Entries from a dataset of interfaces
= = = = =

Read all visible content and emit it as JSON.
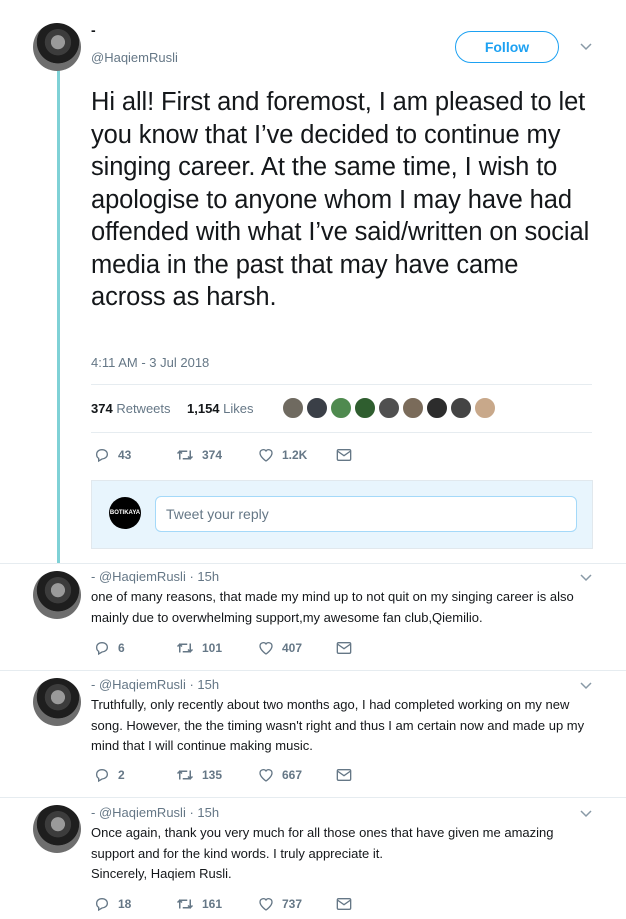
{
  "main_tweet": {
    "display_name": "-",
    "handle": "@HaqiemRusli",
    "follow_label": "Follow",
    "text": "Hi all! First and foremost, I am pleased to let you know that I’ve decided to continue my singing career. At the same time, I wish to apologise to anyone whom I may have had offended with what I’ve said/written on social media in the past that may have came across as harsh.",
    "timestamp": "4:11 AM - 3 Jul 2018",
    "retweets_count": "374",
    "retweets_label": "Retweets",
    "likes_count": "1,154",
    "likes_label": "Likes",
    "actions": {
      "replies": "43",
      "retweets": "374",
      "likes": "1.2K"
    }
  },
  "reply_box": {
    "avatar_text": "BOTIKAYA",
    "placeholder": "Tweet your reply"
  },
  "replies": [
    {
      "header": "- @HaqiemRusli · 15h",
      "text": "one of many reasons, that made my mind up to not quit on my singing career is also mainly due to overwhelming support,my awesome fan club,Qiemilio.",
      "actions": {
        "replies": "6",
        "retweets": "101",
        "likes": "407"
      }
    },
    {
      "header": "- @HaqiemRusli · 15h",
      "text": "Truthfully, only recently about two months ago, I had completed working on my new song. However, the the timing wasn't right and thus I am certain now and made up my mind that I will continue making music.",
      "actions": {
        "replies": "2",
        "retweets": "135",
        "likes": "667"
      }
    },
    {
      "header": "- @HaqiemRusli · 15h",
      "text": "Once again, thank you very much for all those ones that have given me amazing support and for the kind words. I truly appreciate it.\nSincerely, Haqiem Rusli.",
      "actions": {
        "replies": "18",
        "retweets": "161",
        "likes": "737"
      }
    }
  ],
  "icons": [
    "reply-icon",
    "retweet-icon",
    "like-icon",
    "message-icon",
    "chevron-down-icon"
  ],
  "colors": {
    "accent": "#1da1f2",
    "muted": "#657786",
    "thread": "#7fd1d6"
  }
}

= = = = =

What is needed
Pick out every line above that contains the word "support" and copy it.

Result
      "text": "one of many reasons, that made my mind up to not quit on my singing career is also mainly due to overwhelming support,my awesome fan club,Qiemilio.",
      "text": "Once again, thank you very much for all those ones that have given me amazing support and for the kind words. I truly appreciate it.\nSincerely, Haqiem Rusli.",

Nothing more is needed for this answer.